"Given Crispian Mills' music, I wasn't expecting much - apart from Simon Pegg - of his debut as a writer-director, but surprisingly, it's really good..." posted a friend whose taste I greatly respect. Immediately I wanted to see the film, which I hadn't heard of before. For starters, I think this friend and ... well, most people are a bit harsh on Kula Shaker (a minor Britpop band, remembered for ill-judged public-school-hippie pronouncements, and psychedelic influenced tunes which I found quite catchy). And Mills comes from a strong cinematic lineage (grandfather Sir John, mother Hayley) so you'd hope he'd produce something reasonable. He also seems to have aged well and whatever my sixteen year old self saw in his looks…
There are moments of greatness in Crispian Mills’ “A Fantastic Fear of Everything”, but they are few and far between, and connected by nonsensical and incongruous sequences that are at times vain, incomprehensible, and plain offensive.
Simon Pegg may be the film’s saving grace, a wonderfully animated lead portraying a paranoid writer afraid serial killers are out to get him with theatrical joy. His character, whose house is as Victorian as the murderers he studies and writes about, is about as strange and varied as any you’ll see, ranging from frightened to friendly to cool to intelligent within seconds. At times he’s flailing around as if he’s fighting for his life when there is nothing to be afraid of, and…
This is just a chunk of amazing chaos.
Interesting. Simon Pegg works well with this director. He will have a breakthrough hit eventually. Not everything worked but the pacing was well executed.

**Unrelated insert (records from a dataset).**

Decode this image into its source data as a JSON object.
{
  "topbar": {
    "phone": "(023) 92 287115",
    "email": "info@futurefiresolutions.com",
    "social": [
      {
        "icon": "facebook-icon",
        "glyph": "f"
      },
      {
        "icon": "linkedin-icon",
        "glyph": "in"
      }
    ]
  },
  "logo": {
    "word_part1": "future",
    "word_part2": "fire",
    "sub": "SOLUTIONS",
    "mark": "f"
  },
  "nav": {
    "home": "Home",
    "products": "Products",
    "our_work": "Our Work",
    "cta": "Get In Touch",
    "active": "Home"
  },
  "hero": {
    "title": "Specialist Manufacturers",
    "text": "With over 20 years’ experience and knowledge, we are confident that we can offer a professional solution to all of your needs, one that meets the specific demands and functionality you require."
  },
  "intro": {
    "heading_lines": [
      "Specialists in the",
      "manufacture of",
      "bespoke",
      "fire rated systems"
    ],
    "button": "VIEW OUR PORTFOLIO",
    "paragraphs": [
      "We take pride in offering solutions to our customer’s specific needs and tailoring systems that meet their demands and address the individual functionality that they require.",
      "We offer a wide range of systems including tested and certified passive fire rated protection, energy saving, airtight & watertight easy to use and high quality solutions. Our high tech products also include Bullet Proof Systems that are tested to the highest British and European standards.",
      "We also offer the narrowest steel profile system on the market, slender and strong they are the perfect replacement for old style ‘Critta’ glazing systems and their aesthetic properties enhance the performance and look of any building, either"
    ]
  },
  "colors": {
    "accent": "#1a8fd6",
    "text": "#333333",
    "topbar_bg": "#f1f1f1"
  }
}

A Fantastic Fear of Everything begins with a rambunctious, almost neo-noir style and jarringly transitions to what is supposed to be a horror comedy, although it falls flat in both areas. The film had a zany and interesting premise, but the shortness of the source material was dragged on for far too long in the screen adaption.
I started the film because of Simon Pegg, and I finished the film because of Simon Pegg.
"This could be a very average movie, but oh they had to star Simon Pegg and choose a really cool topic. And now I do like it!"
"It's scary good!"
Good movie with interesting plot, but ends up being a little weary after some runtime.
This review reportedly contains spoilers. I can handle the truth.
This was a great movie. I am starting to really love simon pegg movies. the way these comedies are filmed is what makes them so great. this story was good and had some really good laughes....
i busted out laughing the mirror scene at the laundry. lmao
I was pleasantly surprised by this film. It's entirely whimsical in the best possible way, mimicking a children's movie in a way that's horribly depraved. It's chock-full of ostentatious visual humor, but interspersed with more subtle cues, creating what I found to be a pleasant combination. The spoken dialogue didn't fall short either- good one-liners throughout, always staying true to the film's dark, witty whimsy. Ultimately, a simple story put together in a thoroughly stimulating (and ridiculous) fashion, which is exactly what I look for in a work of fiction, cinematic or otherwise. Thumbs up.
Of the many things on in the background throughout christmas day, A Fantastic Fear of Everything may well have been my favourite. It isn't quite as good as I had hoped but it has a certain charm to it. The style of it is brilliant, Simon Pegg is a one man show and the humour is just my thing. A tad too long, which hurts the film, however if it had been a short (I'm thinking 10-20 minutes, still with Pegg) it would have been perfect.
I have this weird fetish for movies about writers. I love all of them, good or bad.
Please help me…
A Letterboxd community poll (though I post these in Facebook cinema discussion groups as well, so if anyone in those…